“There’s a tendency in our culture to be so active documenting everything that we miss out on the experience,” he says. “We want to show people that we were at the Eiffel Tower, more than we want to experience what it means to be at the Eiffel Tower.”
That’s where intention comes in. Take one or two photos, and then put the camera away. Enjoy the sprawling landscape of the city of Paris below you with your eyes instead of through a camera lens. Breathe in the scents of Paris. Feel the cool wind on your cheek. Be in the place: the Eiffel Tower.
It’s the same with human interactions, where relationships increasingly take place electronically instead of in person. Today, we pay for coffee or groceries with our phones or by sticking a credit card in a reader instead of looking a cashier in the eye and handing him or her money. When we’re in cafés, we look down at our devices instead of talking to the person across from us.
It takes intention to put human connection above all else and to put the phone away when you’re eating dinner with your family. When you’re texting someone, it takes intention to make plans to meet in person so you can talk face to face, instead of holding a conversation one line at a time. It’s easier to have compassion and empathy when you see your friend across from you. Following your intention also means not getting wrapped up in documenting the moment or playing a game.
Follow your energy
Being present in the moment and following your intention makes you more mindful and helps with day-to-day living, but what if you’re not sure about what it’s adding up to — what you want to do in life?
When Gordhamer gets asked that question, he tells people it comes back to what they find energizing. He responds with a question: “When you have free time, what do you do?”
When they answer, he tells them to put more time into and attention on that passion. Perhaps it will turn into a vocation, or it may not, but it can lead to something great.
He tells a story of a friend of his who left Facebook and didn’t know what to do next. She liked to draw but didn’t think she was good at it. So she drew stick figures. And then she’d write comments below the stick figures. She called her venture Dharma Comics and Gordhamer says it has taken off like wildfire. If she had focused her thoughts on her lack of artistic talent instead of drawing what she wanted to — stick figures — she would have missed her opportunity.
“Generally, our bodies and our systems are already moving us towards certain answers, and if we try and label it, it doesn’t work. But if you see that you have energy for something, follow that and see where it goes. I find that the results are much more rewarding when I just trust and follow the energy.”
Wisdom 2.0 takes place February 17-19, 2017. You can find more mindfulness tips in Soren Gordhamer’s book “Wisdom 2.0,” published by HarperOne.
Tips for Daily Mindfulness
Here are three quick mindfulness tips from Soren Gordhamer that you can start today.
- Explore what brings you joy.

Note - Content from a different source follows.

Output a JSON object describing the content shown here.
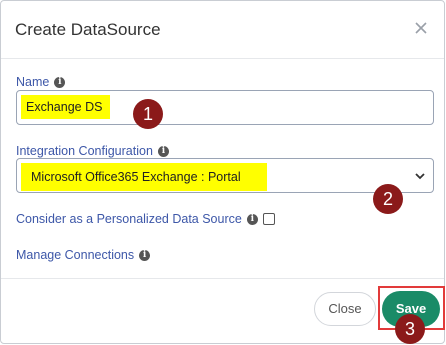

“There’s something about having an experience that brings you joy that then awakens you and creates more mindfulness,” says Gordhamer. He suggests that you find your moments of joy throughout the day and cultivate them. Then make sure you set aside time for them, even if it’s five or 10 minutes to start.
- Start the day in a creative space.
“When you wake up in the morning, spend five to 20 minutes in a creative space that sets in motion what you want to create for the day.” It can be writing in a journal, a short meditation or a walk, but spend it intentionally setting forth what you want your day to be like.
- Take time to breathe.
Instead of checking your phone while waiting in line, try a short breathing exercise. Stand up tall and release any tension you’re feeling in your shoulders and jaw. Inhale deeply and naturally. Concentrate on your breath. When ready, slowly exhale. Repeat three times.